Since you generally do not come here for safe commentary, allow me to digress, if only in an exaggerated, passionate, and slightly arrogant manner, (in other words: rant!) as I review the final (but actually first) category of the Carpet Design Awards. I saved this for last as it is the category in which I was entered. Shall we? Let’s shall!

Best Studio Artist Design (New in 2012)
The Ruggist Selection: Sand Dollar by Red Spruce (Duh!)
CDA Winner: Prisons by Chevalier édition
The Ruggist’s Selection: Sand Dollar
The CDA Winner: Prisons 
Oh where to begin. Obviously I wanted to win, who doesn’t and in all fairness to Chevalier édition I did say to several colleagues before the announcement of the winners that if I didn’t win, I wanted “Prisons” to win, so I cannot be too upset. But…
Really? This is what passes as innovative design in a category specifically designed for small studio producers? Studio producers should, by definition offer more unique and less broadly accepted designs. They should be creative and push the envelope. They can be more than just a rug that will sell. They can be, and are, the rug world equivalent of couture and bespoke, without bastardizing and overextending the terms. They are and should be the avant garde, the vanguard, the artistic and the experimental. That being said, a brightly coloured geometric, wool and silk, cut and loop pile tibetan weave carpet was all of those things. It was innovative and cutting edge design, it was coulture, it was the best: in or around 1998.
*Ring *Ring “Hello?” Oh yeah, It’s 2012 calling and they would like you to know that rug design has been there and done that.
“Prisons” won because it is bright and colourful and bight and colourful is having a resurgence of popularity in the broad interior design community (For that we can all be thankful; we all know of my disdain for beige), and that, ladies and gentlemen, is a judging fault. Critical acclaim and recognition should not be based on arbitrary and cyclical fashion whims. No! It should be based on other completely arbitrary and subjective criteria that reward the adventuresome, not the pedestrian.

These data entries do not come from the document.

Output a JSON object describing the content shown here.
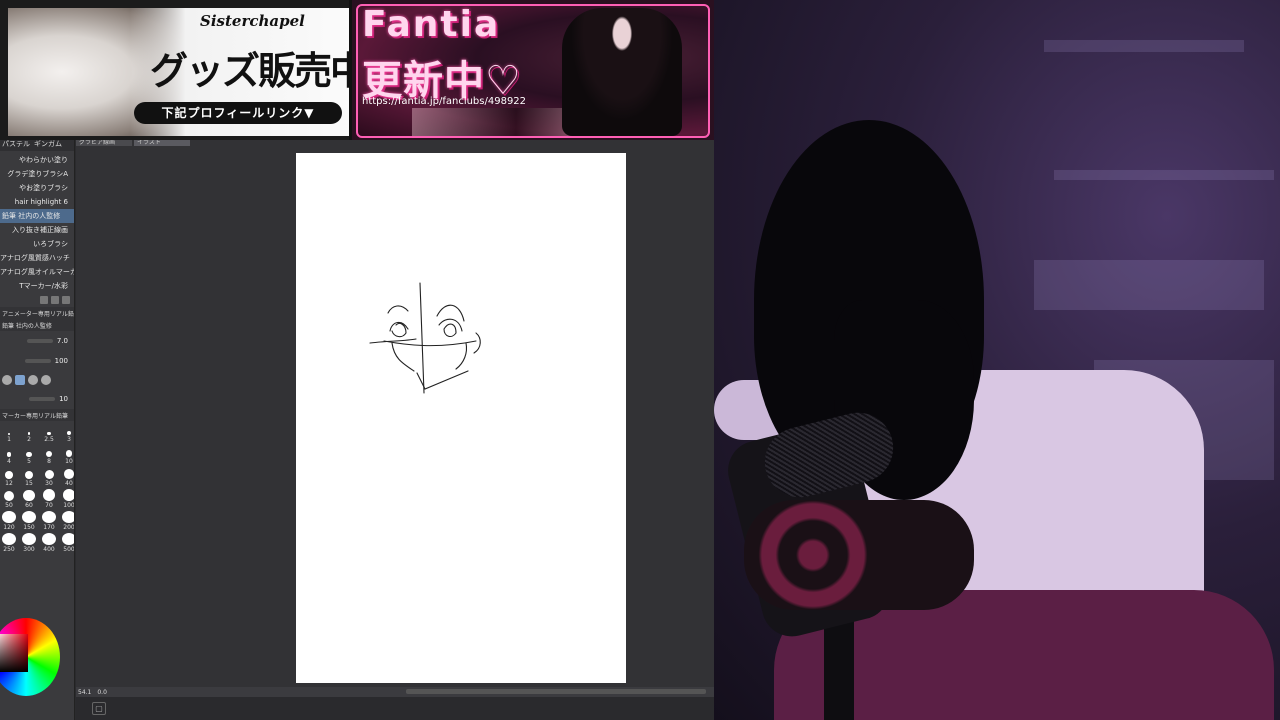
{
  "banner_goods": {
    "logo": "Sisterchapel",
    "title": "グッズ販売中",
    "pill": "下記プロフィールリンク▼"
  },
  "banner_fantia": {
    "title": "Fantia",
    "subtitle": "更新中♡",
    "url": "https://fantia.jp/fanclubs/498922"
  },
  "tool_panel": {
    "tabs": [
      "パステル",
      "ギンガム"
    ],
    "brushes": [
      "やわらかい塗り",
      "グラデ塗りブラシA",
      "やお塗りブラシ",
      "hair highlight 6",
      "鉛筆 社内の人監修",
      "入り抜き補正線画",
      "いろブラシ",
      "アナログ風質感ハッチ",
      "アナログ風オイルマーカー",
      "Tマーカー/水彩"
    ],
    "selected_brush_index": 4,
    "sub_tool_header": "アニメーター専用リアル鉛筆",
    "sub_tool_name": "鉛筆 社内の人監修",
    "brush_size": "7.0",
    "opacity": "100",
    "stabilization": "10",
    "size_header": "マーカー専用リアル鉛筆",
    "sizes": [
      "1",
      "2",
      "2.5",
      "3",
      "4",
      "5",
      "8",
      "10",
      "12",
      "15",
      "30",
      "40",
      "50",
      "60",
      "70",
      "100",
      "120",
      "150",
      "170",
      "200",
      "250",
      "300",
      "400",
      "500",
      "600",
      "700",
      "800"
    ]
  },
  "canvas": {
    "tab1": "グラビア線画",
    "tab2": "イラスト"
  },
  "status_bar": {
    "zoom": "54.1",
    "angle": "0.0"
  },
  "colors": {
    "accent": "#4d6a8c",
    "fantia_pink": "#ff5fb5",
    "panel_bg": "#3a3a3d"
  }
}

I know for a fact that at least one of the expert panel of judges found “sand dollar” to be innovative. How do I know this without breaching some form of confidentiality you might ask? Because she said so herself in her own blog. Alix Perrachon (author of “The Decorative Carpet”), seasoned rug buying consultant, and rug expert said, and I quote: “While a minority, there were finalists from North America which take rug design to a new level. I could easily say that about the innovative “Sand Dollar,” an exquisitely designed and executed hooked rug hailing from Nova Scotia’s Red Spruce workshop and yes, it’s actually produced there.” End quote as they say when reading aloud.
But alas, Ms. Perrachon’s opinion (and that of another judge) was likely swayed (or more accurately as I’ve been told – outvoted) by the opinions of the other judges – that is, those with an eye more toward saleability and the broad design industry, not just the intellectual pursuits of  what makes a great rug design.

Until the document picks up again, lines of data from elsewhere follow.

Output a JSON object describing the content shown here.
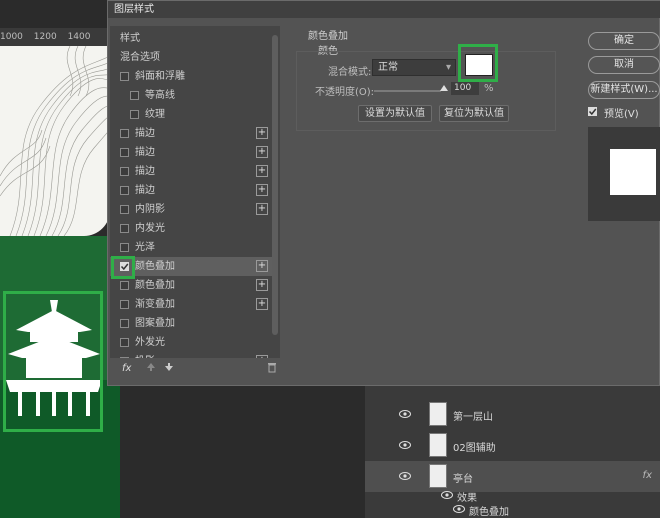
{
  "background": {
    "ruler_marks": [
      "1000",
      "1200",
      "1400"
    ],
    "layers": [
      {
        "name": "第一层山",
        "fx": ""
      },
      {
        "name": "02图辅助",
        "fx": ""
      },
      {
        "name": "亭台",
        "fx": "fx"
      },
      {
        "name": "效果",
        "fx": ""
      },
      {
        "name": "颜色叠加",
        "fx": ""
      }
    ]
  },
  "dialog": {
    "title": "图层样式",
    "styles_header": "样式",
    "blend_options": "混合选项",
    "style_items": [
      {
        "label": "斜面和浮雕",
        "checked": false,
        "plus": false,
        "indent": false
      },
      {
        "label": "等高线",
        "checked": false,
        "plus": false,
        "indent": true
      },
      {
        "label": "纹理",
        "checked": false,
        "plus": false,
        "indent": true
      },
      {
        "label": "描边",
        "checked": false,
        "plus": true,
        "indent": false
      },
      {
        "label": "描边",
        "checked": false,
        "plus": true,
        "indent": false
      },
      {
        "label": "描边",
        "checked": false,
        "plus": true,
        "indent": false
      },
      {
        "label": "描边",
        "checked": false,
        "plus": true,
        "indent": false
      },
      {
        "label": "内阴影",
        "checked": false,
        "plus": true,
        "indent": false
      },
      {
        "label": "内发光",
        "checked": false,
        "plus": false,
        "indent": false
      },
      {
        "label": "光泽",
        "checked": false,
        "plus": false,
        "indent": false
      },
      {
        "label": "颜色叠加",
        "checked": true,
        "plus": true,
        "indent": false
      },
      {
        "label": "颜色叠加",
        "checked": false,
        "plus": true,
        "indent": false
      },
      {
        "label": "渐变叠加",
        "checked": false,
        "plus": true,
        "indent": false
      },
      {
        "label": "图案叠加",
        "checked": false,
        "plus": false,
        "indent": false
      },
      {
        "label": "外发光",
        "checked": false,
        "plus": false,
        "indent": false
      },
      {
        "label": "投影",
        "checked": false,
        "plus": true,
        "indent": false
      }
    ],
    "fx_label": "fx",
    "section_title": "颜色叠加",
    "section_subtitle": "颜色",
    "blend_mode_label": "混合模式:",
    "blend_mode_value": "正常",
    "overlay_color": "#ffffff",
    "opacity_label": "不透明度(O):",
    "opacity_value": "100",
    "opacity_unit": "%",
    "set_default": "设置为默认值",
    "reset_default": "复位为默认值",
    "ok": "确定",
    "cancel": "取消",
    "new_style": "新建样式(W)...",
    "preview_label": "预览(V)",
    "preview_checked": true,
    "highlight_color": "#2fae48"
  }
}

In conclusion.
Make no mistake, I am a huge fan and supporter of the Carpet Design Awards, but just like the Academy of Motion Picture Arts and Sciences, the awards presented by the CDA are swayed by public opinion, trends, fashion, and frankly: what is popular. Being a shortlisted finalist or a winner is a great honour and has opened up many opportunities for me (and Red Spruce) many of which are still likely untold, and for that I remain grateful.
Like many people though, I long for the day when art and creativity are rewarded on their own merits, not just because it is what the “market demands” or that because it is in the colour: Tangerine Tango.

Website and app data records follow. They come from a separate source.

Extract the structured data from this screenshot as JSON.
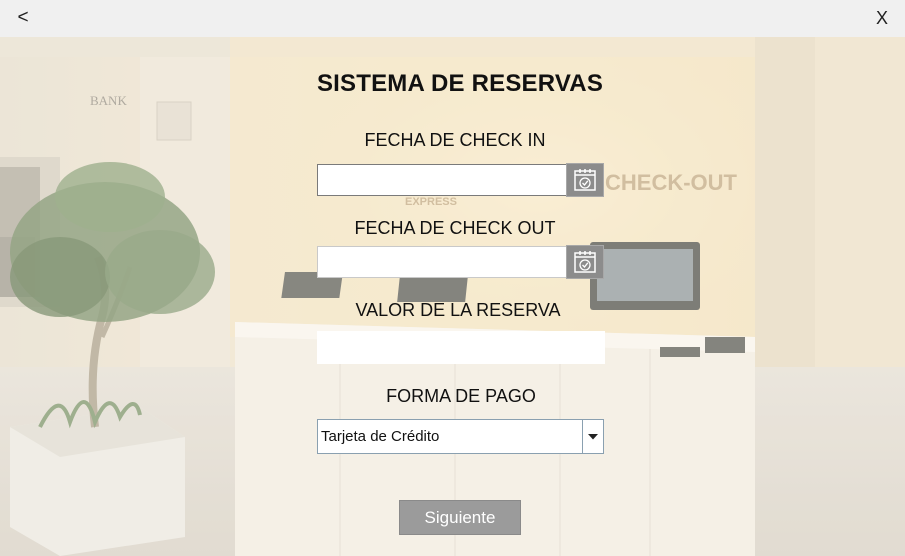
{
  "window": {
    "back_label": "<",
    "close_label": "X"
  },
  "form": {
    "title": "SISTEMA DE RESERVAS",
    "checkin_label": "FECHA DE CHECK IN",
    "checkin_value": "",
    "checkout_label": "FECHA DE CHECK OUT",
    "checkout_value": "",
    "amount_label": "VALOR DE LA RESERVA",
    "amount_value": "",
    "payment_label": "FORMA DE PAGO",
    "payment_selected": "Tarjeta de Crédito",
    "next_label": "Siguiente"
  },
  "background": {
    "sign_text": "CHECK-OUT",
    "sign_small": "EXPRESS",
    "wall_text": "BANK"
  },
  "colors": {
    "topbar": "#f0f0f0",
    "button_gray": "#9b9b9b",
    "calendar_button": "#8c8c8c"
  },
  "icons": {
    "calendar": "calendar-check-icon",
    "dropdown": "chevron-down-icon"
  }
}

As always, I appreciate your readership. Thank you and good-bye.